Problem requirements: Return the lines of the data below in which the string "minutes" occurs.

Entries provided:
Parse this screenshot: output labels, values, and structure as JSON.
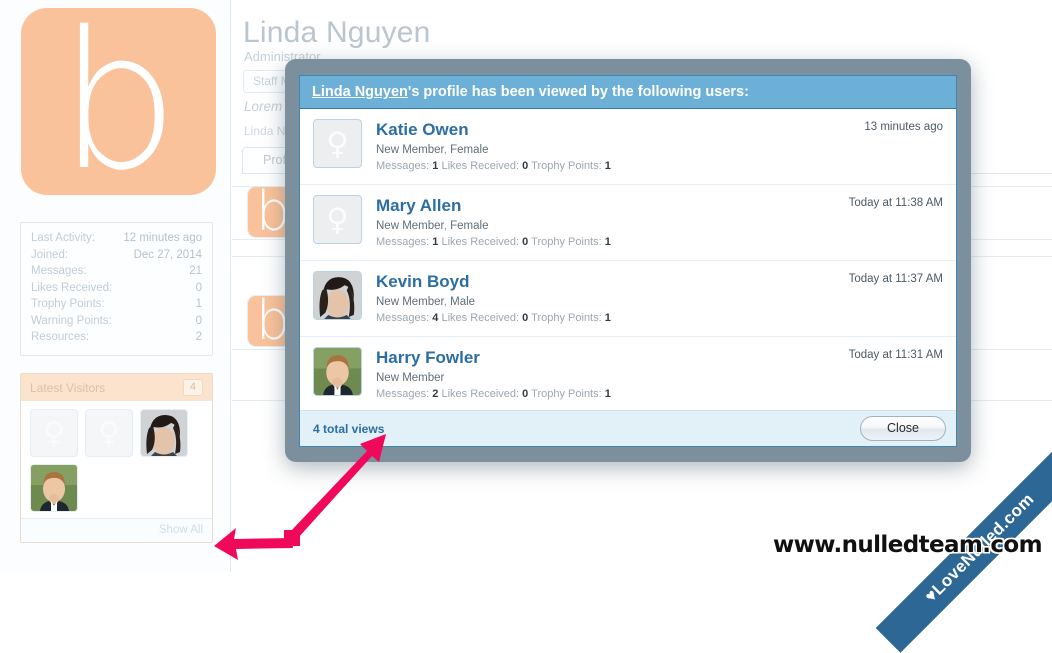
{
  "profile": {
    "username": "Linda Nguyen",
    "user_title": "Administrator",
    "staff_badge": "Staff Member",
    "tagline": "Lorem ipsum dolor sit amet",
    "subline": "Linda Nguyen",
    "avatar_letter": "b",
    "avatar_color": "#fac29a",
    "tab_profile": "Profile"
  },
  "stats": {
    "rows": [
      {
        "label": "Last Activity:",
        "value": "12 minutes ago"
      },
      {
        "label": "Joined:",
        "value": "Dec 27, 2014"
      },
      {
        "label": "Messages:",
        "value": "21"
      },
      {
        "label": "Likes Received:",
        "value": "0"
      },
      {
        "label": "Trophy Points:",
        "value": "1"
      },
      {
        "label": "Warning Points:",
        "value": "0"
      },
      {
        "label": "Resources:",
        "value": "2"
      }
    ]
  },
  "visitors": {
    "title": "Latest Visitors",
    "count": "4",
    "show_all": "Show All",
    "thumbs": [
      {
        "type": "female-symbol",
        "symbol": "♀"
      },
      {
        "type": "female-symbol",
        "symbol": "♀"
      },
      {
        "type": "photo-dark-hair",
        "symbol": ""
      },
      {
        "type": "photo-blond-man",
        "symbol": ""
      }
    ]
  },
  "modal": {
    "title_owner": "Linda Nguyen",
    "title_rest": "'s profile has been viewed by the following users:",
    "total_views": "4 total views",
    "close_label": "Close",
    "accent_color": "#6cafd7",
    "frame_color": "#7b8f9d",
    "rows": [
      {
        "name": "Katie Owen",
        "member_status": "New Member",
        "gender": "Female",
        "messages_label": "Messages:",
        "messages": "1",
        "likes_label": "Likes Received:",
        "likes": "0",
        "trophy_label": "Trophy Points:",
        "trophy": "1",
        "time": "13 minutes ago",
        "avatar_type": "female-symbol",
        "avatar_symbol": "♀"
      },
      {
        "name": "Mary Allen",
        "member_status": "New Member",
        "gender": "Female",
        "messages_label": "Messages:",
        "messages": "1",
        "likes_label": "Likes Received:",
        "likes": "0",
        "trophy_label": "Trophy Points:",
        "trophy": "1",
        "time": "Today at 11:38 AM",
        "avatar_type": "female-symbol",
        "avatar_symbol": "♀"
      },
      {
        "name": "Kevin Boyd",
        "member_status": "New Member",
        "gender": "Male",
        "messages_label": "Messages:",
        "messages": "4",
        "likes_label": "Likes Received:",
        "likes": "0",
        "trophy_label": "Trophy Points:",
        "trophy": "1",
        "time": "Today at 11:37 AM",
        "avatar_type": "photo-dark-hair",
        "avatar_symbol": ""
      },
      {
        "name": "Harry Fowler",
        "member_status": "New Member",
        "gender": "",
        "messages_label": "Messages:",
        "messages": "2",
        "likes_label": "Likes Received:",
        "likes": "0",
        "trophy_label": "Trophy Points:",
        "trophy": "1",
        "time": "Today at 11:31 AM",
        "avatar_type": "photo-blond-man",
        "avatar_symbol": ""
      }
    ]
  },
  "annotation": {
    "arrow_color": "#f0085a",
    "description": "double-headed arrow pointing to total views and show all"
  },
  "watermark": {
    "ribbon": "LoveNulled.com",
    "heart": "♥",
    "url": "www.nulledteam.com"
  }
}
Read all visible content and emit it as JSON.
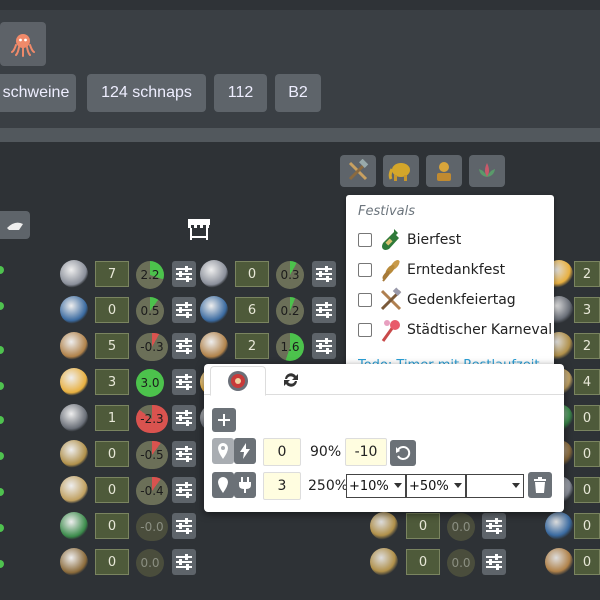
{
  "header": {
    "tags": [
      "schweine",
      "124 schnaps",
      "112",
      "B2"
    ]
  },
  "columns": {
    "col1": [
      {
        "value": "7",
        "pie": "2.2",
        "pie_color": "#4cc24c",
        "pie_fill": 0.3
      },
      {
        "value": "0",
        "pie": "0.5",
        "pie_color": "#4cc24c",
        "pie_fill": 0.1
      },
      {
        "value": "5",
        "pie": "-0.3",
        "pie_color": "#d9534f",
        "pie_fill": 0.08
      },
      {
        "value": "3",
        "pie": "3.0",
        "pie_color": "#4cc24c",
        "pie_fill": 1.0
      },
      {
        "value": "1",
        "pie": "-2.3",
        "pie_color": "#d9534f",
        "pie_fill": 0.85
      },
      {
        "value": "0",
        "pie": "-0.5",
        "pie_color": "#d9534f",
        "pie_fill": 0.1
      },
      {
        "value": "0",
        "pie": "-0.4",
        "pie_color": "#d9534f",
        "pie_fill": 0.1
      },
      {
        "value": "0",
        "pie": "-0.0",
        "pie_color": "#4a4d3c",
        "pie_fill": 0
      },
      {
        "value": "0",
        "pie": "0.0",
        "pie_color": "#4a4d3c",
        "pie_fill": 0
      }
    ],
    "col2": [
      {
        "value": "0",
        "pie": "0.3",
        "pie_color": "#4cc24c",
        "pie_fill": 0.08
      },
      {
        "value": "6",
        "pie": "0.2",
        "pie_color": "#4cc24c",
        "pie_fill": 0.06
      },
      {
        "value": "2",
        "pie": "1.6",
        "pie_color": "#4cc24c",
        "pie_fill": 0.55
      },
      {
        "value": "0",
        "pie": "-0.0",
        "pie_color": "#4a4d3c",
        "pie_fill": 0
      },
      {
        "value": "0",
        "pie": "-0.0",
        "pie_color": "#4a4d3c",
        "pie_fill": 0
      }
    ],
    "col3": [
      {
        "value": "0",
        "pie": "0.0",
        "pie_color": "#4a4d3c",
        "pie_fill": 0
      },
      {
        "value": "0",
        "pie": "0.0",
        "pie_color": "#4a4d3c",
        "pie_fill": 0
      }
    ],
    "col4": [
      "2",
      "3",
      "2",
      "4",
      "0",
      "0",
      "0",
      "0",
      "0"
    ]
  },
  "festivals": {
    "header": "Festivals",
    "items": [
      {
        "label": "Bierfest",
        "icon": "beer-bottle-icon"
      },
      {
        "label": "Erntedankfest",
        "icon": "wheat-icon"
      },
      {
        "label": "Gedenkfeiertag",
        "icon": "crossed-tools-icon"
      },
      {
        "label": "Städtischer Karneval",
        "icon": "fireworks-icon"
      }
    ],
    "todo_text": "Todo: Timer mit Restlaufzeit"
  },
  "popup": {
    "row1": {
      "value": "0",
      "percent": "90%",
      "offset": "-10"
    },
    "row2": {
      "value": "3",
      "percent": "250%",
      "select1": "+10%",
      "select2": "+50%",
      "select3": ""
    }
  }
}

Response area:
        "value": "12 minutes ago"
        "time": "13 minutes ago",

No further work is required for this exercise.